What we came to realize in Lethbridge, at the first ever gathering of our new Chinook Winds Region, is how premature these hopes were. We did an excellent job at electing a strong, diverse group of leaders to form our first executive, but It turns out that on a National scale, we’ve done what we’ve always done as a Church, assuming that the timeline that fits the settler church will just naturally work for everyone, and that simply has not given the time for the fullness of traditional wisdom to emerge. And so we’re still not sure what the structure of the Indigenous Church will look like, and we’re still not sure how or how often we will all sit together at table, but we are starting to find the patience to just let this unfold as it will. Regardless of how that national Indigenous entity emerges, my hope and prayer is that the local connections we have started to make, and the trust that is starting to emerge, will continue as we allow our Creator God to build links between the United Church community in Morley and Ralph Connor Memorial United Church in Canmore.
At our final Evensong of the season last Wednesday, Gloria Snow and Ken Levae presented us with some wonderful images, that speak of how much we have to gain as we move towards God’s intention for connection, and mutual support. We heard about the significance of the braid, braids of hair and braids of sweetgrass, with many individual strands coming together as one. We heard about the strength of intersecting circles, as circles of care come together to form a strong and durable chain. We heard spiritual insights from the perspectives of the Stoney Nakoda people, the coastal Salish people, along with Hawaiian traditional beliefs, all speaking of respect across cultures and the equality we have in Christ. And it reminded me once more, of how much we benefit when we can sit together in sacred circles. I learned so much and felt the power of the Spirit present in all of it, and a deep participation in Christ’s heart for inclusion.

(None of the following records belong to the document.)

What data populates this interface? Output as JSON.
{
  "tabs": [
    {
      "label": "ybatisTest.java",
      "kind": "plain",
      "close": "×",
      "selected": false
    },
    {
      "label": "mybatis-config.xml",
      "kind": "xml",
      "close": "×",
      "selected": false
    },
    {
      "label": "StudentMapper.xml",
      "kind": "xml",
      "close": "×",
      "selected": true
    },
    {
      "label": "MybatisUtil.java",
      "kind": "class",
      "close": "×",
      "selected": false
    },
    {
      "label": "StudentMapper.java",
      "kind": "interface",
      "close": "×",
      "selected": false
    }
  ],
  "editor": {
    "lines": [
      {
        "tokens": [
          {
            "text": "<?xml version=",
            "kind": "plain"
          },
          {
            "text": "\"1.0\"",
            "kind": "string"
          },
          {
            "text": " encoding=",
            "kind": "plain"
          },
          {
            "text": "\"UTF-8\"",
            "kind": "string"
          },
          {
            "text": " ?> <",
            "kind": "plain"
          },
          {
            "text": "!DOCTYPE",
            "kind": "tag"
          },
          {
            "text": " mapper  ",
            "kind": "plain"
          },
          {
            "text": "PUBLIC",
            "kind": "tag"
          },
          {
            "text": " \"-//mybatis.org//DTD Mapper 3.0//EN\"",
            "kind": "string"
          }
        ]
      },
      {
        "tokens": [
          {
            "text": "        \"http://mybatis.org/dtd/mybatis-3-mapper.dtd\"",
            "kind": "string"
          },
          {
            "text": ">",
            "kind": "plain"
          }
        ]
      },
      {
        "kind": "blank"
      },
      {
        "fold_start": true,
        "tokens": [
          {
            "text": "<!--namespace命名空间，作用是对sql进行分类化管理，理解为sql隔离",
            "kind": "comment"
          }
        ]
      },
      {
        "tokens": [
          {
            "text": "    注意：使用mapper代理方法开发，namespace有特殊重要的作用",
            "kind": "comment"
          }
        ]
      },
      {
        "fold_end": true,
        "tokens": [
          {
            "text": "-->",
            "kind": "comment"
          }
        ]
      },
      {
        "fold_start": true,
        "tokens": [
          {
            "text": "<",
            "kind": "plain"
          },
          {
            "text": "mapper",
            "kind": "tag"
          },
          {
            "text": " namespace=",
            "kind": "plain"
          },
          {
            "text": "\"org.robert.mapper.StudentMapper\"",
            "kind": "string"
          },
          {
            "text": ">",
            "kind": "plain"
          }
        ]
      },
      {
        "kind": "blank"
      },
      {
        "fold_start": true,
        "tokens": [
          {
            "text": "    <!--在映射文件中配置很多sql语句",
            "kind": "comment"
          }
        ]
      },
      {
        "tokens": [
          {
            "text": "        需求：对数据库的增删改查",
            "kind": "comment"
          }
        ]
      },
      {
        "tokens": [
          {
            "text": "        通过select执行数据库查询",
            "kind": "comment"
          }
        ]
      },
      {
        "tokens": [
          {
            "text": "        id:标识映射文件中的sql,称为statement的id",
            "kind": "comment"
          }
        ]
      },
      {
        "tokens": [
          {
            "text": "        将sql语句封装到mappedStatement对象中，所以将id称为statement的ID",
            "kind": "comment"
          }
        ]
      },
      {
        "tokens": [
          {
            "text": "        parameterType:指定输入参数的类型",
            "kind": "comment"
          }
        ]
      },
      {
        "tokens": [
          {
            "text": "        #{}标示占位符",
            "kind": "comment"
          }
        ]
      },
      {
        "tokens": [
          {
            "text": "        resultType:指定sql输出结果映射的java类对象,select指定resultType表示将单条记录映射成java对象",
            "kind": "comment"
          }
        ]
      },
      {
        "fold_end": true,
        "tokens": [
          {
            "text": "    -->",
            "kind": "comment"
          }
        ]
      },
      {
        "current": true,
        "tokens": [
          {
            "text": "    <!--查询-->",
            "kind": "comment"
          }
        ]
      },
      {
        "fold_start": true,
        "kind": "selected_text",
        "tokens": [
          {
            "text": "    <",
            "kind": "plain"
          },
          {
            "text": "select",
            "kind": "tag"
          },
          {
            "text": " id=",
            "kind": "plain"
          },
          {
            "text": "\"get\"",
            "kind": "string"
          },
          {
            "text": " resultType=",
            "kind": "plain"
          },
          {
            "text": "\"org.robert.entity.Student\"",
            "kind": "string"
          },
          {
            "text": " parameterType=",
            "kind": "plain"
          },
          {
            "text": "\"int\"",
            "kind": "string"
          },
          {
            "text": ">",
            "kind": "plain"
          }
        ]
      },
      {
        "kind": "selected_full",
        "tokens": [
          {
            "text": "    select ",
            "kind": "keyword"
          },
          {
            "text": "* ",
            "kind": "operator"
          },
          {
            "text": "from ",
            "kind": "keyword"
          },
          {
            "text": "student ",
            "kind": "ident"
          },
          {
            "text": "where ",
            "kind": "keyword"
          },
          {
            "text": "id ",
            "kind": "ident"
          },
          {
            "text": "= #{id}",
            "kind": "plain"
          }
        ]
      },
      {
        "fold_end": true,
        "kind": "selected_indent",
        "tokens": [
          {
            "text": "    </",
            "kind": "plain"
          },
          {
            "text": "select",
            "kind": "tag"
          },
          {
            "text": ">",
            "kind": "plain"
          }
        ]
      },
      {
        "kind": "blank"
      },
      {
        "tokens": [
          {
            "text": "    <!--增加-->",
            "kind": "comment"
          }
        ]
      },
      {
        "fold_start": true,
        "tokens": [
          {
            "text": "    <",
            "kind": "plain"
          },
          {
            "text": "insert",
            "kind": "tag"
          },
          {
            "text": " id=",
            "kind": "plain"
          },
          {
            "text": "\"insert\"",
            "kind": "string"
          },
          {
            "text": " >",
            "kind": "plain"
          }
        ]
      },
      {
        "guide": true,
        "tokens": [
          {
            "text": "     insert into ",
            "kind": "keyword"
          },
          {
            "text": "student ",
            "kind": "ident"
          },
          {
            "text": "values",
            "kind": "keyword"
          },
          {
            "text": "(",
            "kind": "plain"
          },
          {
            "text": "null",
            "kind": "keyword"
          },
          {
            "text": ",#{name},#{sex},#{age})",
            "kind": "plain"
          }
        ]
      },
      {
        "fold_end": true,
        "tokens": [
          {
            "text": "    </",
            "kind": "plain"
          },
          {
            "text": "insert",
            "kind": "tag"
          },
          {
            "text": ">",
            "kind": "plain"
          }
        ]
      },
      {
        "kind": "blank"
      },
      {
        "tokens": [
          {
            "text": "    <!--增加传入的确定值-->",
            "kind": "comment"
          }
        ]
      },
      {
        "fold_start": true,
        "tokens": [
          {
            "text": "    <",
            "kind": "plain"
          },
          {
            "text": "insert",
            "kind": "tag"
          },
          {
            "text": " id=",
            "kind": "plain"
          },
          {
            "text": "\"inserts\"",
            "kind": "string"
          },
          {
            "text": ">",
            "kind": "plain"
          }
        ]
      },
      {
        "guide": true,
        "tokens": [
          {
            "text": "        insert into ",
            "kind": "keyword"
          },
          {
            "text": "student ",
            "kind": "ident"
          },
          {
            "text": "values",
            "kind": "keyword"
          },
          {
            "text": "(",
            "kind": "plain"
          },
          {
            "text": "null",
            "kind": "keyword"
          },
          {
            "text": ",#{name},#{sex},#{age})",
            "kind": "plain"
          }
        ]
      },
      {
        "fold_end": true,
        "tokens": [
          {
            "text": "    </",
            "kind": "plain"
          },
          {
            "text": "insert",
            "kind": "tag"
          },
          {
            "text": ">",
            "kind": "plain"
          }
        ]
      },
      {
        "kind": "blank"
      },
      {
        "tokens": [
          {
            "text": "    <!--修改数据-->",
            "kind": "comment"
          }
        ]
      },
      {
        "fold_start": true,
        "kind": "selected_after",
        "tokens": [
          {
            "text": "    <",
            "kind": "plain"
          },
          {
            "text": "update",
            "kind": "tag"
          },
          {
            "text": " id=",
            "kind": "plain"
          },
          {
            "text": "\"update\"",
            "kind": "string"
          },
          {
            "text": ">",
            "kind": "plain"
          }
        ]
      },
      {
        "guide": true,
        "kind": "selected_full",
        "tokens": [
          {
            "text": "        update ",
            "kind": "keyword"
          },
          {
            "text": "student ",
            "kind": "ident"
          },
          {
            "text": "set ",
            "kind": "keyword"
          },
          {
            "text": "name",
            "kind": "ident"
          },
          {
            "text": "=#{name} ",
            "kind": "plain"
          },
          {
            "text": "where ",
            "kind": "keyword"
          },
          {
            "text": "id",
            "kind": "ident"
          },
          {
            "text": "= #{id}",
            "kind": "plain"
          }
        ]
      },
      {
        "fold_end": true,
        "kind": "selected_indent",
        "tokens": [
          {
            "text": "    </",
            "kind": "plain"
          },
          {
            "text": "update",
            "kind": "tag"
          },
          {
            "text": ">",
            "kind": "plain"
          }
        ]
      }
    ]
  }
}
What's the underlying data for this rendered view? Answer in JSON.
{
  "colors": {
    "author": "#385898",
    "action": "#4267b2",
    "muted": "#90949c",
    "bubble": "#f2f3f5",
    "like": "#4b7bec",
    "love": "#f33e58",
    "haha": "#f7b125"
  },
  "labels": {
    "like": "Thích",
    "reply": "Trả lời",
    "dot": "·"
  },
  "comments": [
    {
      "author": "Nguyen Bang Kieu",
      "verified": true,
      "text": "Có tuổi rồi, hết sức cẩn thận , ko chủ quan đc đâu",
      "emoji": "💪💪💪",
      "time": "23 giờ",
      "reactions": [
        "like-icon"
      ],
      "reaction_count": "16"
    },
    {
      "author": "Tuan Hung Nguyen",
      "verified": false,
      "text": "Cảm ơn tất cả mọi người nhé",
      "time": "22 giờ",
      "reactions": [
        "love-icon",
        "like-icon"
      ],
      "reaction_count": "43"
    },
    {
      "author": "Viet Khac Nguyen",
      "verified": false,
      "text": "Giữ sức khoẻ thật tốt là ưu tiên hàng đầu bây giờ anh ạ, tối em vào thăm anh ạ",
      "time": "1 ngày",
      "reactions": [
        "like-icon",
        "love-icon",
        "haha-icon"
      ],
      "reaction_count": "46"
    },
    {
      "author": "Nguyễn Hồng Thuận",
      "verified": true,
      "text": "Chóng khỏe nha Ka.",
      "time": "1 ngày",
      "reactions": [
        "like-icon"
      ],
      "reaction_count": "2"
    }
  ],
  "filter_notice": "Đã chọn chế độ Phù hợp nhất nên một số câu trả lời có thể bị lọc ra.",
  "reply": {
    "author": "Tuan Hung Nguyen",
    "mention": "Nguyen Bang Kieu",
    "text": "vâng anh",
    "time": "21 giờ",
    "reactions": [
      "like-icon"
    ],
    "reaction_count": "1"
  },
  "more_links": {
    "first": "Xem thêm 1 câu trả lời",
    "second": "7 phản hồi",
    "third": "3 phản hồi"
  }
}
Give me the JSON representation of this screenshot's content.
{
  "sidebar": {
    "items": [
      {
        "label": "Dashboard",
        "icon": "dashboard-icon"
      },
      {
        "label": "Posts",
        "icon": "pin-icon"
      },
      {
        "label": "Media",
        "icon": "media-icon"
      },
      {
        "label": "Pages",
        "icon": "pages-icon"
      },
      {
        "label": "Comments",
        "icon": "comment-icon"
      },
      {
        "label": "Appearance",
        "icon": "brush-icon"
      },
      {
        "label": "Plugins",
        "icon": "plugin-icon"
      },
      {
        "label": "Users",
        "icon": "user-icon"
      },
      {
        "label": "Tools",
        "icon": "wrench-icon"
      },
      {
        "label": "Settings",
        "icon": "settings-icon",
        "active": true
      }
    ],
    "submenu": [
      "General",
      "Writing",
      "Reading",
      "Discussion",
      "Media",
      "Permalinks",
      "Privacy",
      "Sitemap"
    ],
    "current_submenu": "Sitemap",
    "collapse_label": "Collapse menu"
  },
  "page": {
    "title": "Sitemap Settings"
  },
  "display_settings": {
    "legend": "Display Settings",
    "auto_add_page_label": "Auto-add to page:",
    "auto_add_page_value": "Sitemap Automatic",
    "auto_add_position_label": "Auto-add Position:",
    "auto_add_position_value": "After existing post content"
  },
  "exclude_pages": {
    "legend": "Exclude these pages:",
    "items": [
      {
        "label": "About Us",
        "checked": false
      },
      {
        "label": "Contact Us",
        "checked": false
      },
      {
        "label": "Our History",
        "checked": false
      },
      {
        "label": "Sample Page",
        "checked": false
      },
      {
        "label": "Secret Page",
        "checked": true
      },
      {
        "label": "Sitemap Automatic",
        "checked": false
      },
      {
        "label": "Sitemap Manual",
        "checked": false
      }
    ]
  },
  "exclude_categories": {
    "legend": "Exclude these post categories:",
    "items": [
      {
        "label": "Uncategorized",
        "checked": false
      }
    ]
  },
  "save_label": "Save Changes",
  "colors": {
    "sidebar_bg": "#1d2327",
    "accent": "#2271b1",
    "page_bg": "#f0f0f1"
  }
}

Our Affirming Journey – our embracing of an agenda of inclusiveness, our yearning for a table of diversity, our acknowledgement of our own marginalization as we seek the companionship of others on the margins – is a profound, ongoing way of saying “yes” to Christ’s own heart for inclusion. It accepts responsibility for past hurts and orients us toward the future of reconciliation and grace that is both intended and energized by the Holy Spirit. And it very much understands that to be affirming and inclusive demands ongoing efforts to build good relations with our Indigenous sisters and brothers.
In the great arc of life, and in the small decisions of our days, we know how much fuller everything is when our tables are open and diverse and everyone knows that they are welcome, and honoured, and beloved. We have learned that the heart of Christ is closer to us when we walk together, and listen to one another. In this hour of worship, and in all we do as disciples of Jesus, may our actions proclaim this belief. Amen.
References cited:
National Inquiry into Missing and Murdered Indigenous Women and Girls. Final Report, Calls for Justice, Video resources.
Seitz, Christopher R. Interpretation: Isaiah 1-39. Louisville, KY: John Knox Press, 1993.
United Church of Canada: The Apology (1986) and All Native Circle Conference Response (1988),
© 2019 Rev Greg Wooley, Ralph Connor Memorial United Church.